[Element data from apps and pages]
• • •
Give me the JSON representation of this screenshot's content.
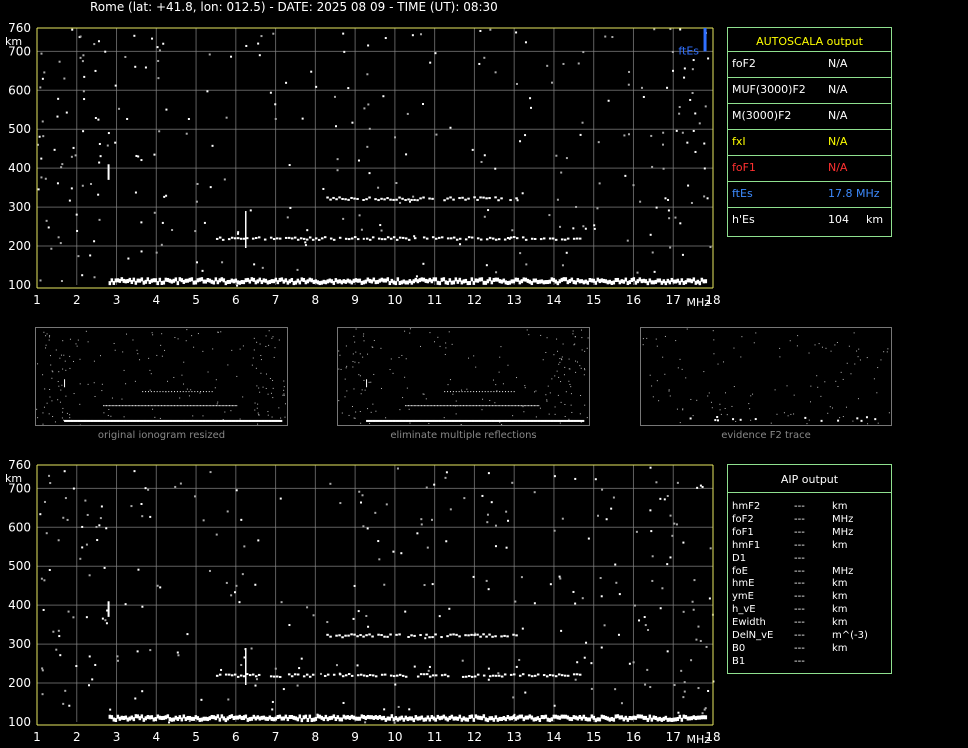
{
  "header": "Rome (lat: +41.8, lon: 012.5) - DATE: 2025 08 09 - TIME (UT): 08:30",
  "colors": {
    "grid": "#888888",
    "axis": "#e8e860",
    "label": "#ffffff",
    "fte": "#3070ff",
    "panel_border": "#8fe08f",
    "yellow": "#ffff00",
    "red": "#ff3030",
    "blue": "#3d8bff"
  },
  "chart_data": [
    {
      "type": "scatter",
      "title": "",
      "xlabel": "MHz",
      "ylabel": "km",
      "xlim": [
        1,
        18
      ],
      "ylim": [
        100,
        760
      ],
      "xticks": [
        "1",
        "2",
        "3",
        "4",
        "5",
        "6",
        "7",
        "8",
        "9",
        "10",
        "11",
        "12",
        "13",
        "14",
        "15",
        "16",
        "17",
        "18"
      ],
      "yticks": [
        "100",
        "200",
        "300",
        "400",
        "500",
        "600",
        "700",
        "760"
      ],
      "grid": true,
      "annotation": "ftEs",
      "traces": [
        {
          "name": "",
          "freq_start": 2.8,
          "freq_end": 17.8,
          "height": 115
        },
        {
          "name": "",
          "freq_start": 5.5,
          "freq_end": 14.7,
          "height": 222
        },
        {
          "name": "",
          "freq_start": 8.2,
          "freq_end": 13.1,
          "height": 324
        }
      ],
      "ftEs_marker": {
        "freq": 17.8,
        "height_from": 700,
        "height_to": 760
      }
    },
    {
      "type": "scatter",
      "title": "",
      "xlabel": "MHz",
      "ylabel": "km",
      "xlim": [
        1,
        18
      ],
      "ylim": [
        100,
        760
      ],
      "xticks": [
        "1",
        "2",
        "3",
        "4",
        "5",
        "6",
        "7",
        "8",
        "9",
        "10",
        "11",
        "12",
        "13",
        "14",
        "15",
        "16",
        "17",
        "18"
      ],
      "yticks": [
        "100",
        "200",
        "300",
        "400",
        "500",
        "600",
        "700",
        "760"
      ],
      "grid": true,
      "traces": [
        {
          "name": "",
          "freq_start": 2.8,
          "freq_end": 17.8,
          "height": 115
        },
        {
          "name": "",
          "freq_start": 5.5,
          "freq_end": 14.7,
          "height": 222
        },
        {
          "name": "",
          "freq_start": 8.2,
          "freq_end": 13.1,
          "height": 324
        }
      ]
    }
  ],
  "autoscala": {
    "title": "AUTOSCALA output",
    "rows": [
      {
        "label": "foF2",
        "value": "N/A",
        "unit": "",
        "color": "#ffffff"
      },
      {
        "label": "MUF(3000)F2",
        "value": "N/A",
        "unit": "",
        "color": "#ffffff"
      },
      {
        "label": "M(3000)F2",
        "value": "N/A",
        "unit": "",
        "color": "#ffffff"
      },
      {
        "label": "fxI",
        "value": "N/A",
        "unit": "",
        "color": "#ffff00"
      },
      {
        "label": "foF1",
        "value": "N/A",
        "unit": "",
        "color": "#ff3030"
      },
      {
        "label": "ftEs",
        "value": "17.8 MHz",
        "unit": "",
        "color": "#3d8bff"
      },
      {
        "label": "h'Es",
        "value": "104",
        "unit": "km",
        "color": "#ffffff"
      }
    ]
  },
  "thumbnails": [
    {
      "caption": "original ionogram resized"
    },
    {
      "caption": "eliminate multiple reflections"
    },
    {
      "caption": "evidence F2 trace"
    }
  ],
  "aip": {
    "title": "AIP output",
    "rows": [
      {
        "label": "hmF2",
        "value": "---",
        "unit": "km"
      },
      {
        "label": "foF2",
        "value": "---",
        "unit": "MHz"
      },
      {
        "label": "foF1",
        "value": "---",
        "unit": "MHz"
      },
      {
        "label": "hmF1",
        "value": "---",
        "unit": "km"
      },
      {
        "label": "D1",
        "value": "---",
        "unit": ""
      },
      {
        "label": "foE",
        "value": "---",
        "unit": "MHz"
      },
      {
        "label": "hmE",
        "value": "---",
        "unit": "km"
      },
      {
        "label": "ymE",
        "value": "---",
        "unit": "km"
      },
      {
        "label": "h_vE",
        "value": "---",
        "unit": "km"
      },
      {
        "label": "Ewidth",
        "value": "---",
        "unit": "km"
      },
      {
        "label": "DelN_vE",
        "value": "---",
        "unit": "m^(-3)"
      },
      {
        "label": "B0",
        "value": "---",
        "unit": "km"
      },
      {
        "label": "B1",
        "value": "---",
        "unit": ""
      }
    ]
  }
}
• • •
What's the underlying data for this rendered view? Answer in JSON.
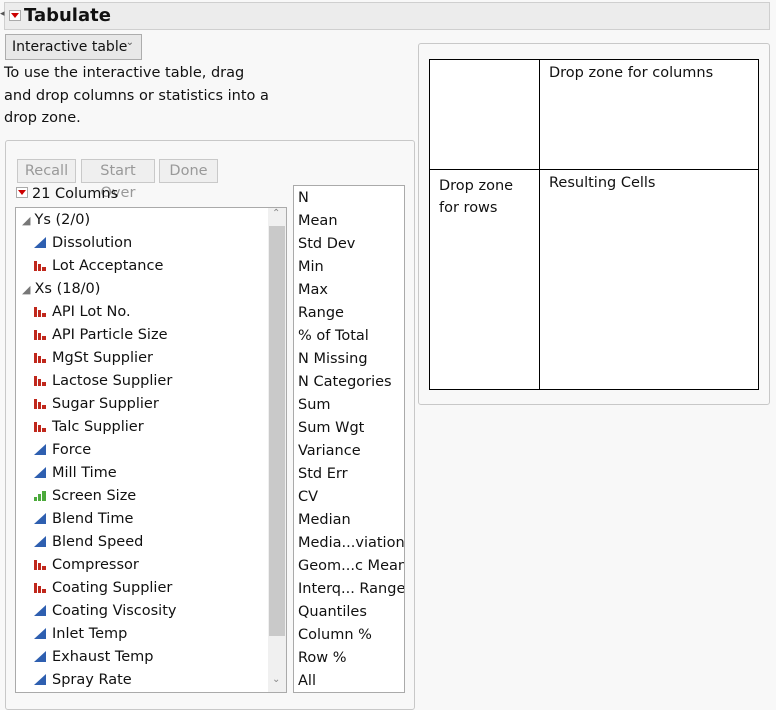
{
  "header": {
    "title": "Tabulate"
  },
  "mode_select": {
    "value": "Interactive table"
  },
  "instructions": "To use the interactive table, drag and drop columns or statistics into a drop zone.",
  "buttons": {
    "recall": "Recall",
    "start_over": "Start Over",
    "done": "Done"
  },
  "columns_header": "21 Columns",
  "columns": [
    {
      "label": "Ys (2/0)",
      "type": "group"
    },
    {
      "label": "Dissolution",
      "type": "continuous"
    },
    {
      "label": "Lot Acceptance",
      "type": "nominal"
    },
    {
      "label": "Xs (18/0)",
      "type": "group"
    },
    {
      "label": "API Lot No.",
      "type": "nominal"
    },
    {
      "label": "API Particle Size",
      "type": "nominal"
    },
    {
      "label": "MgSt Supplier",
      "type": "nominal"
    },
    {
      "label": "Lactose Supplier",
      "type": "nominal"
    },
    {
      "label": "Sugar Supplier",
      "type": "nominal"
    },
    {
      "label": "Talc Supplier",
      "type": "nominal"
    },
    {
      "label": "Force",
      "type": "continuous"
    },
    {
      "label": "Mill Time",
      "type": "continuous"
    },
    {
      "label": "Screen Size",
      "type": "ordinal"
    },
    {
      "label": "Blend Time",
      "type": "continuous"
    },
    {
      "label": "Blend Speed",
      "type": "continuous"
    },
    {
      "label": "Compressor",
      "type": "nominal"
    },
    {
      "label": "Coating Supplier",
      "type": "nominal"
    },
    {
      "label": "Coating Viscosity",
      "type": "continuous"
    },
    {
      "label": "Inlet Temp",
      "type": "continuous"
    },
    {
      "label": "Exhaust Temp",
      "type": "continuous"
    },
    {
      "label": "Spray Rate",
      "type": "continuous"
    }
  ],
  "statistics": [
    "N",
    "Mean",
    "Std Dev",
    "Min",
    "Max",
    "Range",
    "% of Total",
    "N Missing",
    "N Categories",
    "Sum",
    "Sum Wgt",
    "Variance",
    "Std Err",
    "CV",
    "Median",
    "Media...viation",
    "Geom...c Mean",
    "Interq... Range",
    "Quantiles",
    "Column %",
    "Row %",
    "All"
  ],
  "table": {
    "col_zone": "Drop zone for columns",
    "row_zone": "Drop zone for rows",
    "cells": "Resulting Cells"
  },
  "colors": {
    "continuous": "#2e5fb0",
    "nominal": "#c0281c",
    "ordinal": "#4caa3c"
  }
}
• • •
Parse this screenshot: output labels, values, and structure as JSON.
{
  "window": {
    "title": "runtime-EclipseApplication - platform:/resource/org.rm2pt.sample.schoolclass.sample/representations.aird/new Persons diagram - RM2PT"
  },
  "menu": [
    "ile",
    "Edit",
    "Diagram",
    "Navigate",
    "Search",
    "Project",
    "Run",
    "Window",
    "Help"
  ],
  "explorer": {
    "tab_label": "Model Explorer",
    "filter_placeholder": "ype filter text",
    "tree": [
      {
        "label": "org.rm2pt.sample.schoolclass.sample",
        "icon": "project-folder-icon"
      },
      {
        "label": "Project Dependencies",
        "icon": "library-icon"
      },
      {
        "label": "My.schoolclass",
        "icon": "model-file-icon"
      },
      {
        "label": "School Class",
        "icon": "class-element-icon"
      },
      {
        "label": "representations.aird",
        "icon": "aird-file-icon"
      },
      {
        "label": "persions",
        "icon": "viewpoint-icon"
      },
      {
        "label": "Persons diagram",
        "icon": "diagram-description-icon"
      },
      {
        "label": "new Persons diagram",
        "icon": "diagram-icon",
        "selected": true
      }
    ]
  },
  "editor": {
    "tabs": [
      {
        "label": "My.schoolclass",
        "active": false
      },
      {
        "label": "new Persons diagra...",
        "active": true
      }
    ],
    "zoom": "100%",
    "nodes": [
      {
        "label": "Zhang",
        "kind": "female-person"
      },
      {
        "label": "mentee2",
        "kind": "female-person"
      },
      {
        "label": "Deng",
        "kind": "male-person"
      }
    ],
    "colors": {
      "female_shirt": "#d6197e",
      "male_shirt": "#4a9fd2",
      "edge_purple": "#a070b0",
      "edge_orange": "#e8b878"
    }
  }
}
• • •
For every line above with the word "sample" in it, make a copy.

Completed exercise:
    "title": "runtime-EclipseApplication - platform:/resource/org.rm2pt.sample.schoolclass.sample/representations.aird/new Persons diagram - RM2PT"
        "label": "org.rm2pt.sample.schoolclass.sample",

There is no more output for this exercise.